– Calling it a
document that violates the county’s own land-use rules, San
Martin’s planning advisory board is asking county supervisors to
reject a proposal that would
– among other things – allow 140 more planes at South County
Airport over the next two decades.
SAN MARTIN – Calling it a “flawed” document that violates the county’s own land-use rules, San Martin’s planning advisory board is asking county supervisors to reject a proposal that would – among other things – allow 140 more planes at South County Airport over the next two decades.
The San Martin Planning Advisory Committee voted unanimously Wednesday to reject portions of the county’s draft Airports Master Plan update – which sets growth limits at the county’s general aviation airports – and asked that it be sent back to another advisory group for more input and retooling.
“The Airport Commission, county consultant and county staff have not properly taken local land-use policies and community input into consideration,” reads a position paper approved by the committee, which is made up of San Martin residents and serves as the unincorporated community’s only strictly local goverment body.
When complete, the updated Airport Master Plan will set growth limits and roles for each of the county’s three general-aviation airports – South County, Palo Alto Airport and San Jose’s Reid-Hillview – through 2022. Through it, county airports officials have recommended the San Martin airfield take the brunt of new growth in the system.
Last month, airports staff said the San Martin facility should be able to base between 425 to 550 aircraft by 2022 – roughly 125 to 250 planes above the current maximum growth capacity of 300 outlined in the airport’s 1982 Master Plan. They have since revised the recommendation, asking a total of 418 planes allowed to be based in San Martin by 2022.
The San Martin airport currently has room for 178 planes, but that number will increase to 278 in 2003 with the expected completion of 100 new hangars that were already approved by supervisors. Roughly 90 planes park at the airport now.
But Wednesday, San Martin committee members said the recommendations and supporting document fail to adequately take the county’s own land-use policies into account.
Among its points, the group’s position paper said noise increases from airport expansion would rob San Martin of its rural identity that’s slated for protection in the county’s master land-use document, the General Plan – effectively changing its character from a rural to an urban area.
Although no formal noise studies have been conducted yet in the master plan update, at recommended growth levels the airport could see a threefold jump in the amount of individual takeoffs and landings – from 56,000 a year now to up to 175,560 a year – if full to its new maximum basing capacity, according to the report.
But the paper notes that San Martin’s background noise level is just one-tenth of San Jose’s. Increases that would be considered mere irritants in San Jose could rob San Martin of its rural identity, it says.
“It’s not just an aggravation, it defines an area,” SMPAC member Barry Shiller.
The paper also said impacts on local infrastructure such as roads and sewage – the community relies on septic systems – have not been addressed in the report, another conflict with general plan policies that safeguard the community’s quality of life.

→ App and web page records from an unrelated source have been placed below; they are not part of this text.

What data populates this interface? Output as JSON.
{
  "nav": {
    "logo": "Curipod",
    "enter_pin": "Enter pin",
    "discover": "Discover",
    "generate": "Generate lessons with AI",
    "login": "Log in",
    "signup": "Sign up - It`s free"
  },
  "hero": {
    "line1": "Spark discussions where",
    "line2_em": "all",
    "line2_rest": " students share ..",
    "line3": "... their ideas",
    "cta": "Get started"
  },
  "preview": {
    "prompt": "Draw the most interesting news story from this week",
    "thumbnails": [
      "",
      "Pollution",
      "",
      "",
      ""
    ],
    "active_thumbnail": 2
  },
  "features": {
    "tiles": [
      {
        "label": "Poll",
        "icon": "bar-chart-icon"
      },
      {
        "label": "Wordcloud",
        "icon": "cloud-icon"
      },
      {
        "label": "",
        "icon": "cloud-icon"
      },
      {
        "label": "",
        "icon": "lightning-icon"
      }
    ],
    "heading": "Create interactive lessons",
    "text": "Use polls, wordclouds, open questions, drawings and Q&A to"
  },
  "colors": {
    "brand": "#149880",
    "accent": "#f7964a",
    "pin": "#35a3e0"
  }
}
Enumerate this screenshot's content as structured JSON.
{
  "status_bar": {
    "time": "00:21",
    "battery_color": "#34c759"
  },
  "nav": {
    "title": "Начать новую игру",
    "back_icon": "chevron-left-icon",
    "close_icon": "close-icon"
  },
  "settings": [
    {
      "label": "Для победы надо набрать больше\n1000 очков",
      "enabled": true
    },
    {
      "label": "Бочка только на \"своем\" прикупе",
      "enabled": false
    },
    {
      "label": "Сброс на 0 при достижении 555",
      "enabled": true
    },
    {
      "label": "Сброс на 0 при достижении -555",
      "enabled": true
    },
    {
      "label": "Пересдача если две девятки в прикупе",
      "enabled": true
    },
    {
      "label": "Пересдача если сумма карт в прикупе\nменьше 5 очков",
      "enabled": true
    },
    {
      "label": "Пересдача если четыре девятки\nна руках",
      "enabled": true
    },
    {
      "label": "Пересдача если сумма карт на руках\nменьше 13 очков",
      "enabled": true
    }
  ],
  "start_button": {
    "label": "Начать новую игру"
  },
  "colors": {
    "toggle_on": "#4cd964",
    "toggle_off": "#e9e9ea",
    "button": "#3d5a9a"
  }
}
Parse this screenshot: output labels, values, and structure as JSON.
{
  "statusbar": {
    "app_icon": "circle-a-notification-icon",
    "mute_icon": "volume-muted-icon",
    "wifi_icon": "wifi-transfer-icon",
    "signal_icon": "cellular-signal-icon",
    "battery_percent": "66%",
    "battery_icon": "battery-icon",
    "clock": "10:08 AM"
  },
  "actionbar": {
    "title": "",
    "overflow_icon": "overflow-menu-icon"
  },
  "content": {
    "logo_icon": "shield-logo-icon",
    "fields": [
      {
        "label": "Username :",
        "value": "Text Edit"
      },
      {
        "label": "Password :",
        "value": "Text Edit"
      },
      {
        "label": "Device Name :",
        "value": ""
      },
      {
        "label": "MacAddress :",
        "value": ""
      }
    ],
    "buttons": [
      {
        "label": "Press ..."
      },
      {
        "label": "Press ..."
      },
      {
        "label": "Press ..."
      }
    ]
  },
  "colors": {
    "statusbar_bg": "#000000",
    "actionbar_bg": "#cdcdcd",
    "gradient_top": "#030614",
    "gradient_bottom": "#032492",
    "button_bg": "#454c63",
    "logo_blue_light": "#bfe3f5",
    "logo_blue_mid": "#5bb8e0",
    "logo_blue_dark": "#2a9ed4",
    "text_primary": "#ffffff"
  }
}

And the paper said there hasn’t been an appropriate public forum to address and study residents’ concerns.
Minutes and position papers submitted at meetings have not been used or forwarded to points onward in the decision-making process – such as the Airports Commission, the report said.

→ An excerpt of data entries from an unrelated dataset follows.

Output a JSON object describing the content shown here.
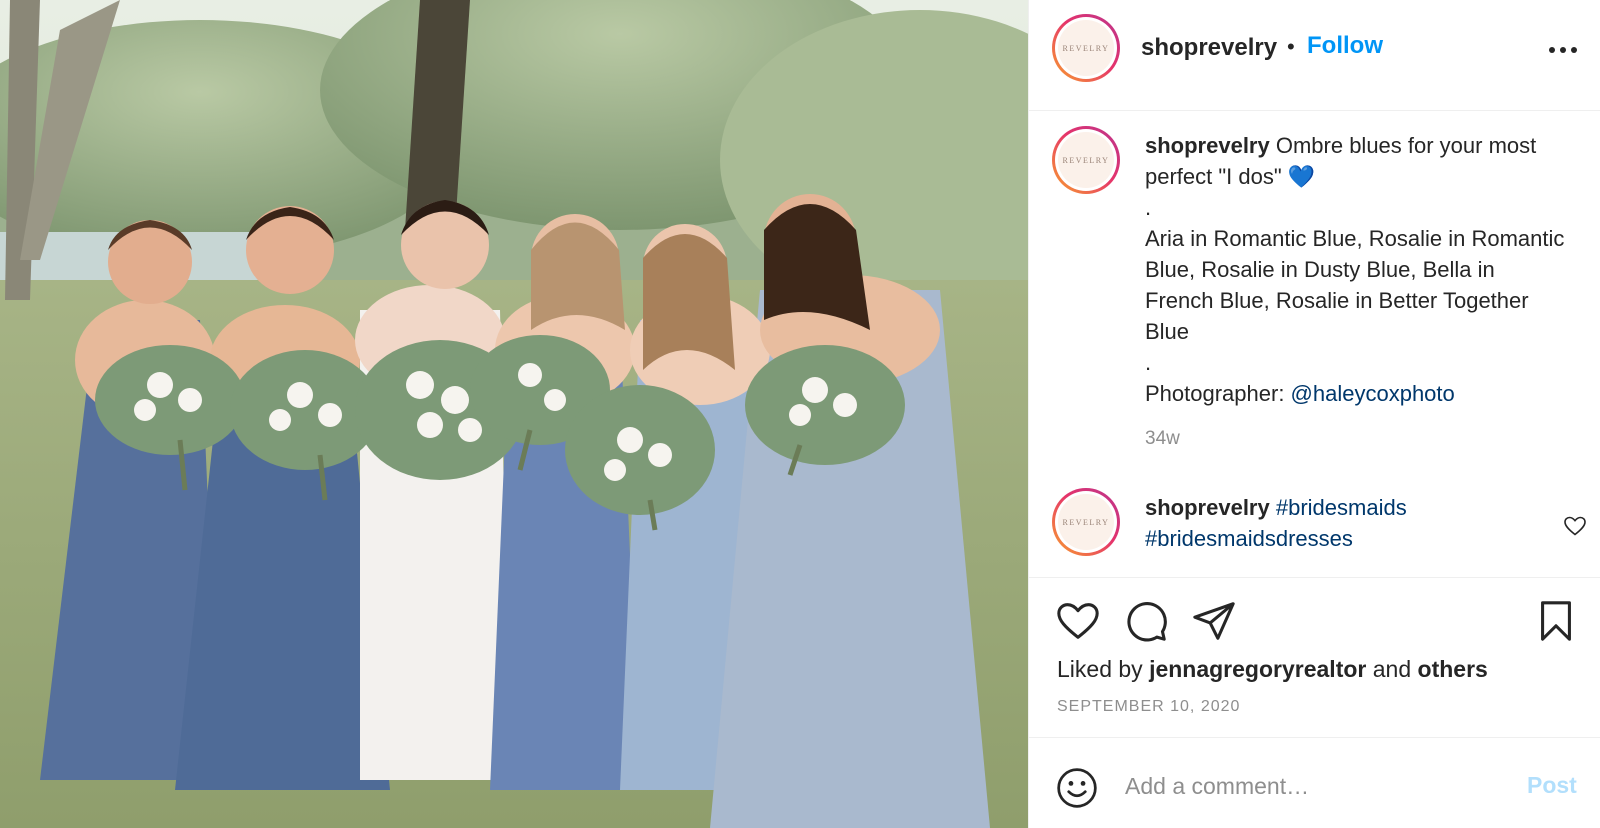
{
  "post": {
    "image_alt": "Bridesmaids in ombre blue dresses with bride holding bouquets",
    "header": {
      "avatar_text": "REVELRY",
      "username": "shoprevelry",
      "separator": "•",
      "follow_label": "Follow"
    },
    "caption": {
      "username": "shoprevelry",
      "line1": " Ombre blues for your most perfect \"I dos\" 💙",
      "dot1": ".",
      "line2": "Aria in Romantic Blue, Rosalie in Romantic Blue, Rosalie in Dusty Blue, Bella in French Blue, Rosalie in Better Together Blue",
      "dot2": ".",
      "photographer_label": "Photographer: ",
      "photographer_handle": "@haleycoxphoto",
      "time": "34w"
    },
    "comment": {
      "username": "shoprevelry",
      "tag1": "#bridesmaids",
      "tag2": "#bridesmaidsdresses"
    },
    "likes": {
      "prefix": "Liked by ",
      "user": "jennagregoryrealtor",
      "middle": " and ",
      "others": "others"
    },
    "date": "SEPTEMBER 10, 2020",
    "add_comment": {
      "placeholder": "Add a comment…",
      "post_label": "Post"
    }
  },
  "icons": {
    "more": "more-options-icon",
    "like": "heart-icon",
    "comment": "comment-icon",
    "share": "paper-plane-icon",
    "save": "bookmark-icon",
    "emoji": "emoji-icon"
  },
  "colors": {
    "follow": "#0095f6",
    "link": "#00376b",
    "post_disabled": "#b2dffc",
    "muted": "#8e8e8e"
  }
}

“They have to consult the community, and that hasn’t been done,” Shiller said.
Supervisors are due to review the draft master plan and make a policy decision on airport growth Nov. 19. But the San Martin committee asked it be returned to the Airports Commission for more complete analysis of issues and alternative solutions, with alternate proposals and pros and cons of each.
Outside the meeting, county Airports Director Jerry Bennett said there’s no perfect place for an airport – but he doubted the recommended changes would change San Martin as drastically as suggested.

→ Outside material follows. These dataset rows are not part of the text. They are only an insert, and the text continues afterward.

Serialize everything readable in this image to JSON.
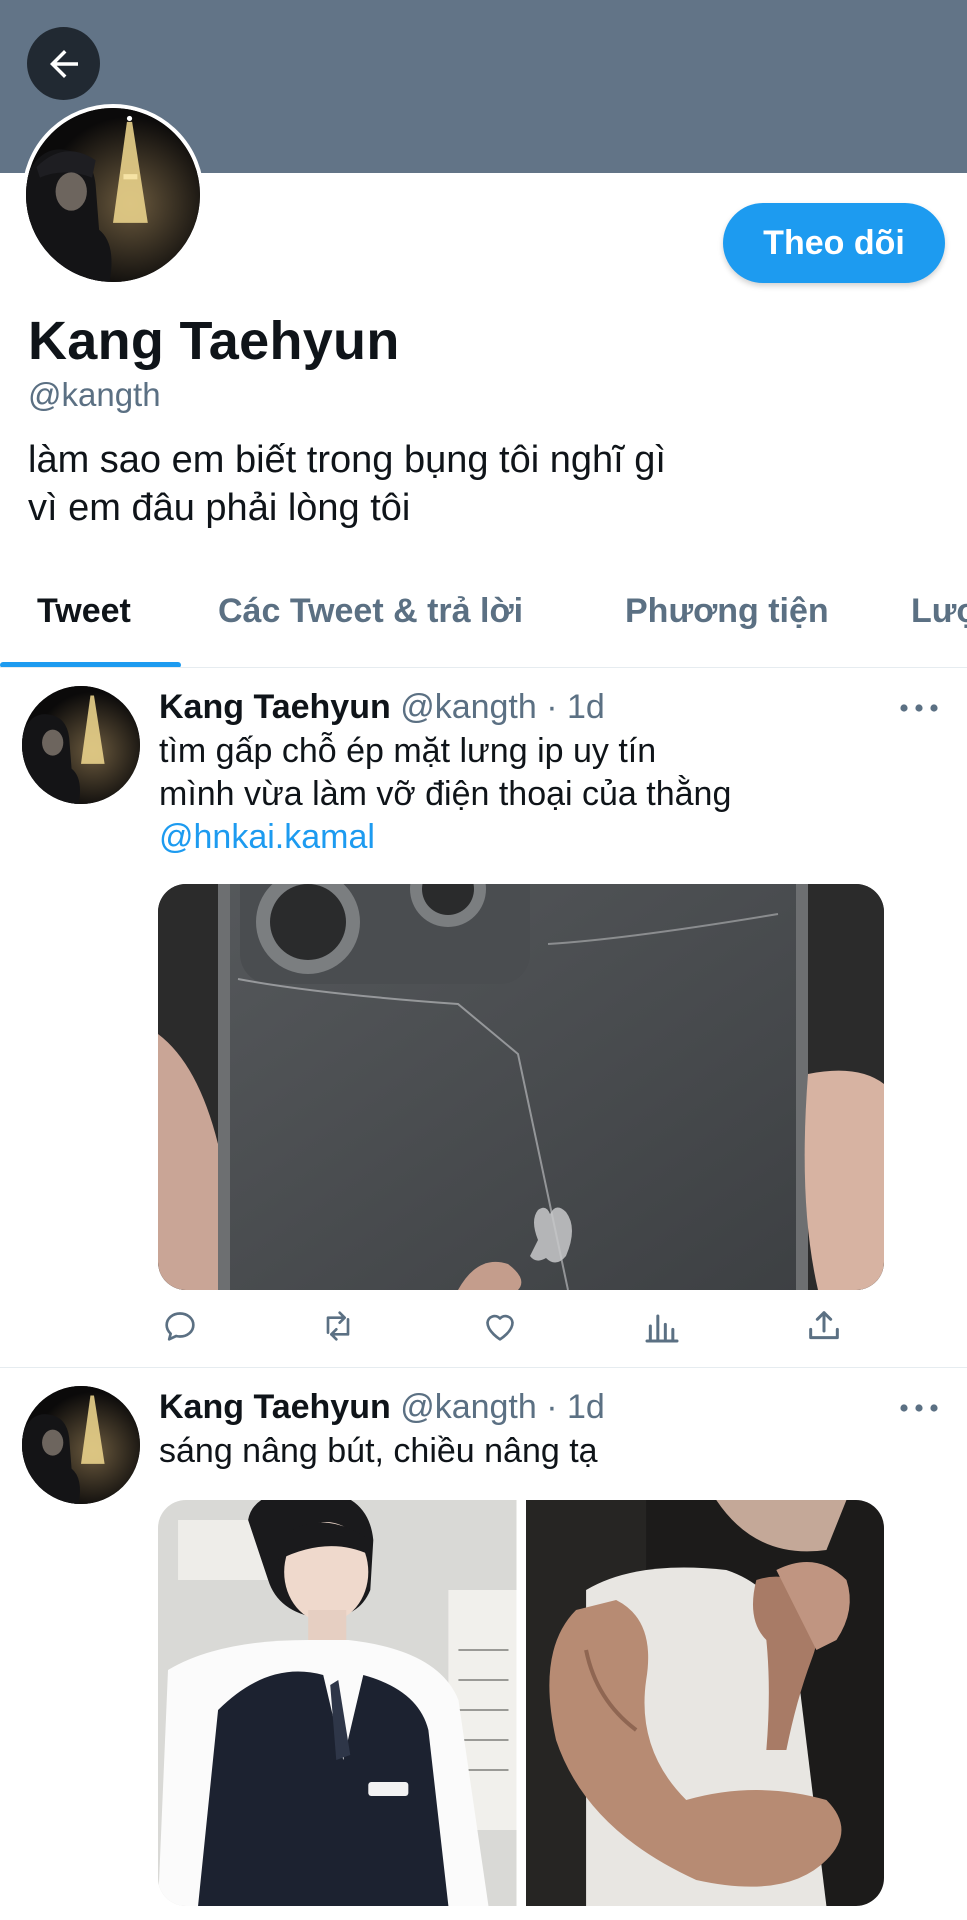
{
  "header": {
    "back_icon": "arrow-left-icon",
    "banner_color": "#627487"
  },
  "profile": {
    "display_name": "Kang Taehyun",
    "handle": "@kangth",
    "follow_label": "Theo dõi",
    "bio_lines": [
      "làm sao em biết trong bụng tôi nghĩ gì",
      "vì em đâu phải lòng tôi"
    ]
  },
  "tabs": [
    {
      "label": "Tweet",
      "active": true
    },
    {
      "label": "Các Tweet & trả lời",
      "active": false
    },
    {
      "label": "Phương tiện",
      "active": false
    },
    {
      "label": "Lượ",
      "active": false
    }
  ],
  "tweets": [
    {
      "name": "Kang Taehyun",
      "meta": "@kangth · 1d",
      "lines": [
        "tìm gấp chỗ ép mặt lưng ip uy tín",
        "mình vừa làm vỡ điện thoại của thằng"
      ],
      "mention": "@hnkai.kamal"
    },
    {
      "name": "Kang Taehyun",
      "meta": "@kangth · 1d",
      "lines": [
        "sáng nâng bút, chiều nâng tạ"
      ]
    }
  ],
  "actions": [
    "reply-icon",
    "retweet-icon",
    "like-icon",
    "analytics-icon",
    "share-icon"
  ],
  "colors": {
    "accent": "#1d9bf0",
    "secondary_text": "#5b7083",
    "primary_text": "#0f1419"
  }
}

“Yes, it’s a rural area, and everyone wants to keep it rural,” he said. “(The airport) is not going to make it non-rural.”
Meanwhile, county officials have proposed to essentially cap growth at San Jose’s Reid-Hillview airport, which has been a source of lively protest for years from residents in subdivisions that run adjacent to the airport’s edge.
Officials recommended trimming 150 planes off the current growth capacity at Reid-Hillview – leaving room for only 24 more planes over the present-day actual capacity of 726.
Palo Alto’s airport was also slated for limited growth, taking on room for 23 more planes than current master plan levels dictate and 60 more than can be accommodated at today’s level of development.
The master plan will also decide whether South County Airport should accommodate the business community and its larger turboprops and corporate jets, but county officials have said that decision will come later after the Nov. 19 meeting. Still, Wednesday, committee members questioned the logic behind that approach.
“It would seem difficult to determine the number of planes if we don’t know the types of planes that are going to be there,” said committee member Sylvia Hamilton.
Longtime San Martin resident Lou Hudson expressed concerns about how an expansion would affect property values. Hudson said he and other residents opposed the original construction of the airport years ago, but it was built anyway.
“It seems like that’s the way this is going to happen,” he said. “Something has to be done – it’s not right.”